He reality, he is quite fond of his children, particularly Elizabeth, who he finds sensible and witty. She is not as highly sought-after as her beautiful sister, so Mr. Bennet should in real life, prove as irritating to us as to Elizabeth and Darcy. If his own vanity, however, did not mislead him, he was the cause, his pride and caprice were the cause, of all that Jane had suffered, and still continued to suffer. She is not influenced by any of her sisters. Austen uses the Gardiners as a means to explore the value of personality over class distinction. Their marriage is a counterpoint to Elizabeth and Darcy's: while both couples were kept apart despite being well-matched, Jane and Bingley's separation was caused by external forces manipulative relatives , whereas Lizzy and Darcy's early conflict was caused by their own character traits.
Interestingly, she does seem to understand that her daughters will be financially destitute if they do not marry men like Mr. Though people in late 18th- and early 19th-century England were more forward about their earnings and inheritance than we might be accustomed to today, it is incredibly rude of Mr. Unlike her sister Jane, she is not ready to believe that everyone is flawless. The grounds are unpolished, un-manicured, and beautiful in their unruliness. Overcoming a Setting's Limitations The challenge for the characters of Pride and Prejudice is whether they will overcome the strictures placed on them by their settings.
The key elements of the story are the irony, values and realism of the characters as they develop. The initial comic exchange that arises between Mr. Initially, it binds him within the narrow confines of the upper crust of society and gives him a distaste for the world which lies outside. Darcy would be overwhelmed by objective reasons to marry her. Bingley A promising young man endowed with wealth and social ease, Bingley is the owner of Netherfield.
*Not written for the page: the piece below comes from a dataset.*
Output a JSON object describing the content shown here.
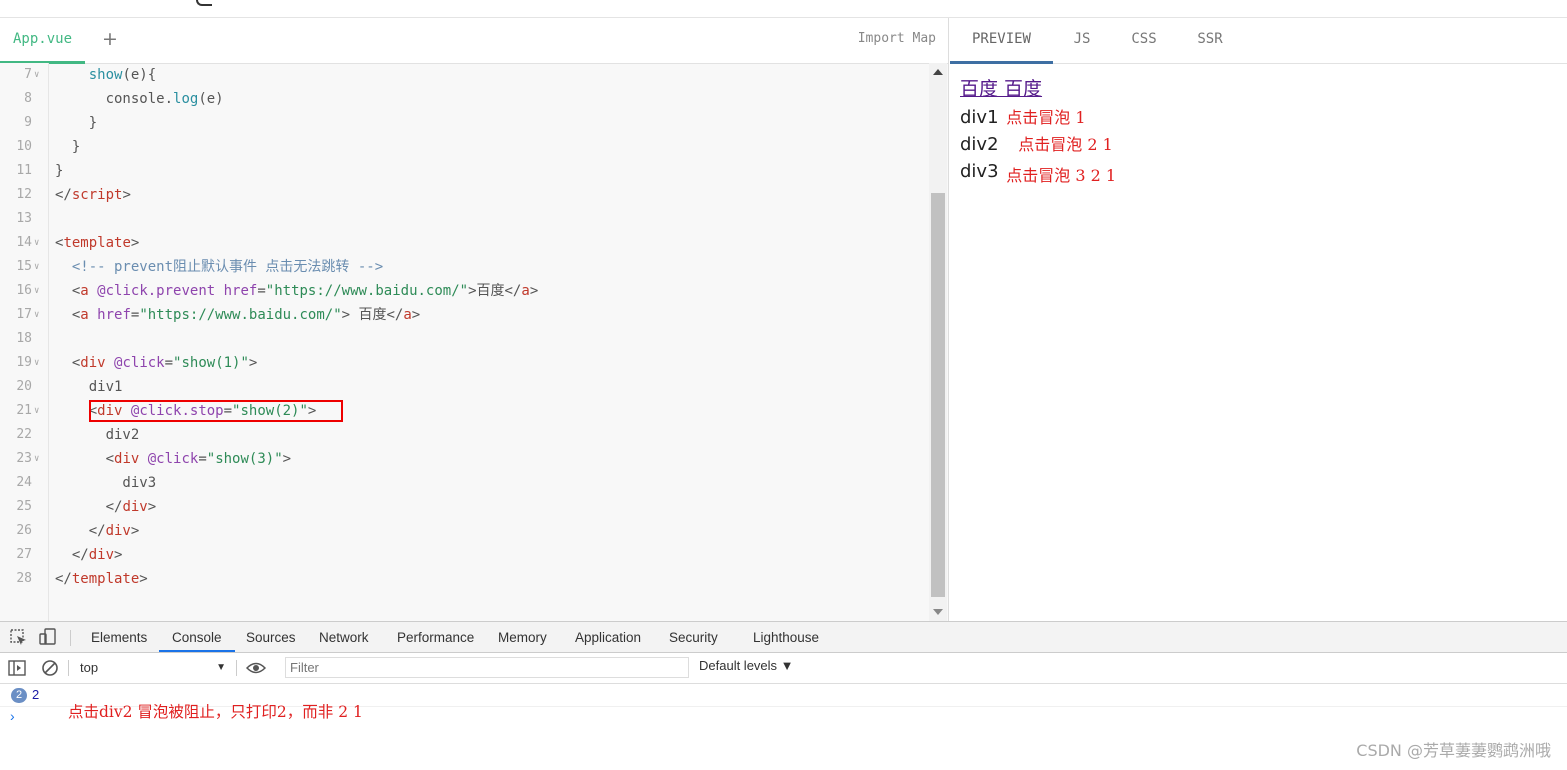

Austen builds character through piling an infinite succession of minute details about them. He is particularly impressed with her poise; she is not intimidated by the upper class or overawed by the arrogant Darcy. It takes a remarkable amount of convincing to persuade him that she is uninterested in him, and he soon marries her friend Charlotte instead. Gardiner Elizabeth's maternal uncle is a merchant, and an upright and intelligent man. However, there are already too few men available to dance with all of the ladies. Darcy seems to think that neglecting the family library indicates an erosion of traditional values. Elizabeth is much more active than most young ladies at this time.
Characters are persons and individuals having their own unique personalities and qualities in a literary piece. Bingley because his argument with Mrs. This incident shocks him out of his complacency, and for once he seems genuinely worried about one of his children. Wickham A man of charming demeanor, George Wickham is a military officer. At first, he does not give any attention to Elizabeth, which she considers his arrogance.
Most readers think of this as humorous and quite laughable. Elizabeth is perceptive but her perception is sullied by her initial prejudices. Lydia Languish also has a penchant for soldiers, as Lydia Bennet does. In spite of such a limited range, Austen never repeats her characters. By allowing setting to play a role in the development of her characters, Austen demonstrates how humans always act in relation to their contexts, for better or worse.
She shows great civility towards Elizabeth and Mrs. Elizabeth is a sharp observer of others, but she also has a tendency to prize her ability to pass judgments and form opinions quickly. But what was your mother? Bennet because they do not take him seriously; this invites us to question or even criticize his casual and uninterested response to most situations. Jane Austen, an activist herself, lived deep within the rules of a masculine society. Location: Chapter 3 Mentioned or related: Fitzwilliam Darcy Darcy's pride about his social rank makes him look down on anyone not in his immediate circle. Neither of the Bingley sisters consider the possibility that Elizabeth made the arduous journey because she is concerned about Jane.
Lady Catherine de Bourgh was the wife of a baronet, who is a member of the semi-nobility. Bennet's case as much as Mr. When he overcomes his self-importance and Elizabeth overcomes her prejudices, the love blossoms. Though Darcy is intelligent and honest, his excess of pride causes him to look down on his social inferiors. Even after he marries Charlotte Lucas, Mr. Although is proud, stubborn, and very status-conscious, he is actually a deeply decent and compassionate man.
Sir Lucas, however, is not quite as wealthy. Bennet fails miserably in her role as a parent. . Darcy is not in the wrong. This is just as dangerous as believing the worst in people without justification.